They say the way the state funds its public schools is outdated and needs a major overhaul, and more than 90 percent of them support a new way forward.
Denver School of Science and Technology finds that their teacher's "primary concern is the rising cost of housing in the city."
What if school was a place where students could discover, go outside frequently and, most importantly, help make the teaching decisions?
Alexa Hagans and Ernie the steer have been inseparable since May last year.
Much like a 100 years ago, schooling still relies on grades, tests, homework, lectures, competition, punishments and rewards.
Adams State University is home to one of the nation’s top ranked prison correspondence programs.
Through text messages, donors buy heaters, jackets, bedding and more for individual people who need them.
A pilot program puts poorer kids first in line to opt into more affluent schools.
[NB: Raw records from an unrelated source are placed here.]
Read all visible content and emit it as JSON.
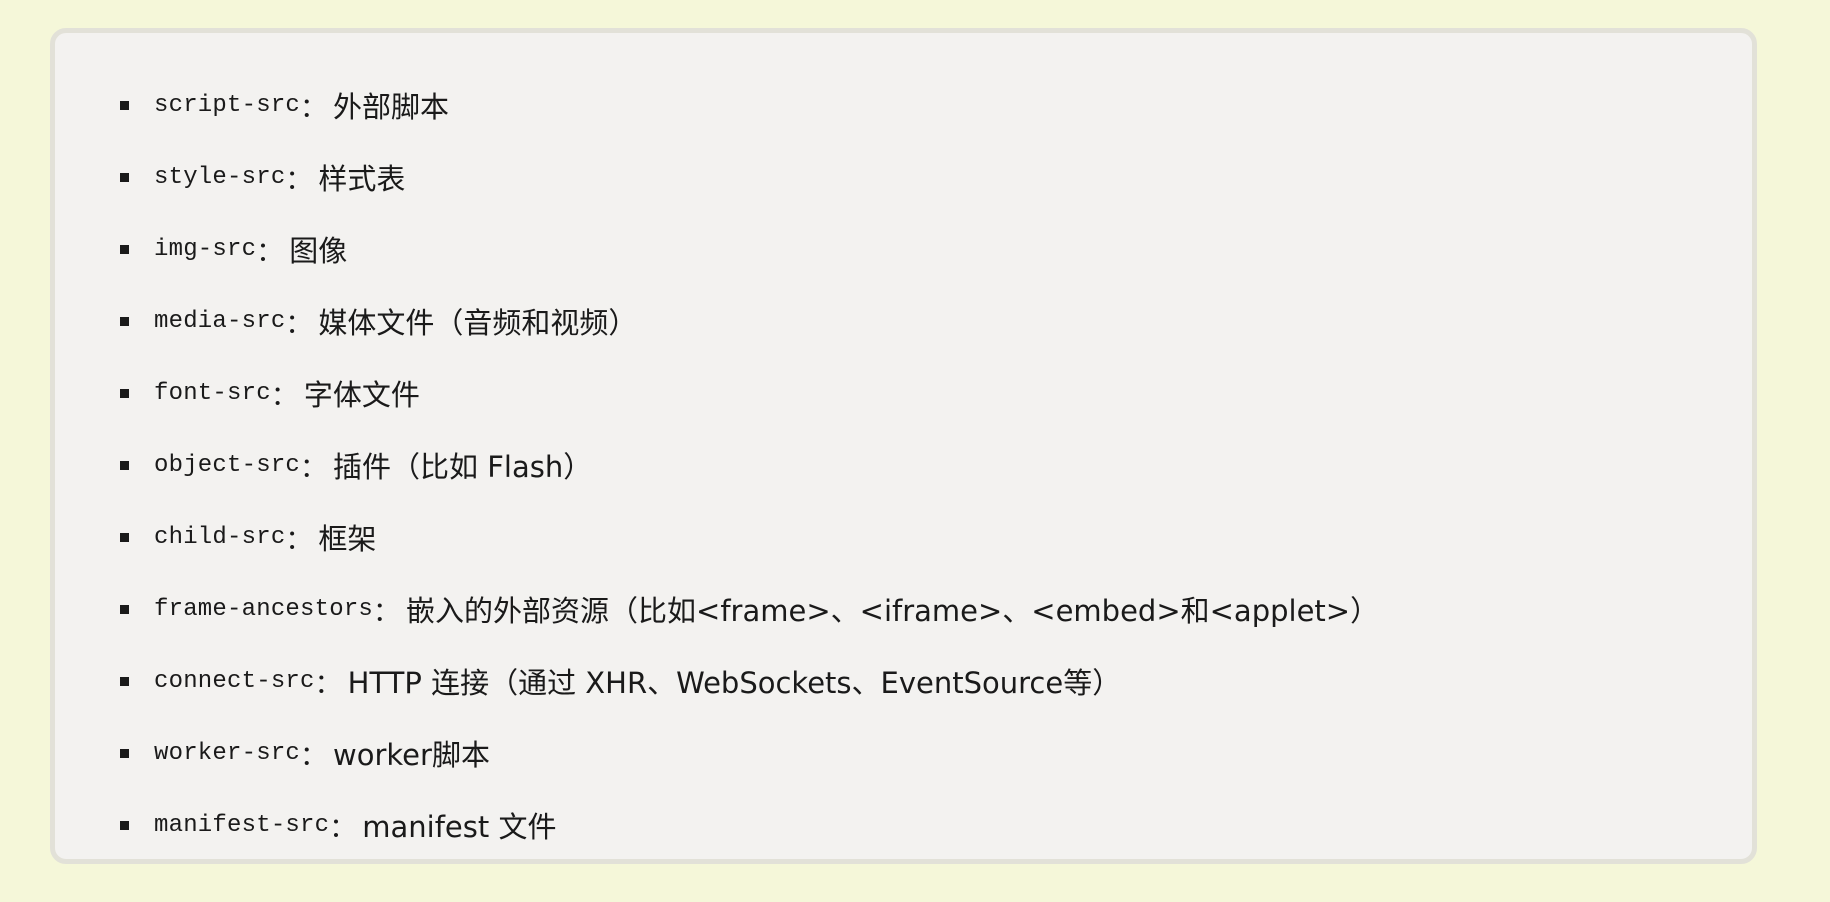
{
  "directives": [
    {
      "name": "script-src",
      "separator": "：",
      "description": "外部脚本"
    },
    {
      "name": "style-src",
      "separator": "：",
      "description": "样式表"
    },
    {
      "name": "img-src",
      "separator": "：",
      "description": "图像"
    },
    {
      "name": "media-src",
      "separator": "：",
      "description": "媒体文件（音频和视频）"
    },
    {
      "name": "font-src",
      "separator": "：",
      "description": "字体文件"
    },
    {
      "name": "object-src",
      "separator": "：",
      "description": "插件（比如 Flash）"
    },
    {
      "name": "child-src",
      "separator": "：",
      "description": "框架"
    },
    {
      "name": "frame-ancestors",
      "separator": "：",
      "description": "嵌入的外部资源（比如<frame>、<iframe>、<embed>和<applet>）"
    },
    {
      "name": "connect-src",
      "separator": "：",
      "description": "HTTP 连接（通过 XHR、WebSockets、EventSource等）"
    },
    {
      "name": "worker-src",
      "separator": "：",
      "description": "worker脚本"
    },
    {
      "name": "manifest-src",
      "separator": "：",
      "description": "manifest 文件"
    }
  ]
}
The experiment has had mixed results, says Chalkbeat reporter Melanie Asmar.
The program was enacted by an earlier conservative-dominated board to help public school students attend secular and religious schools with taxpayer-funded vouchers.
Possibilities include Fort Lewis University -- or dropping "Fort Lewis" altogether.
Set to launch in 2022, the program targets rural students and those with blue collar jobs for whom access to CU might otherwise be limited.
The study by the National Council on Teacher Quality also shows that Denver, Jefferson County and Douglas County are not affordable.
Thousands of graduate students in Colorado face tax increases and losing key tax deductions under a Republican overhaul plan making its way through Congress.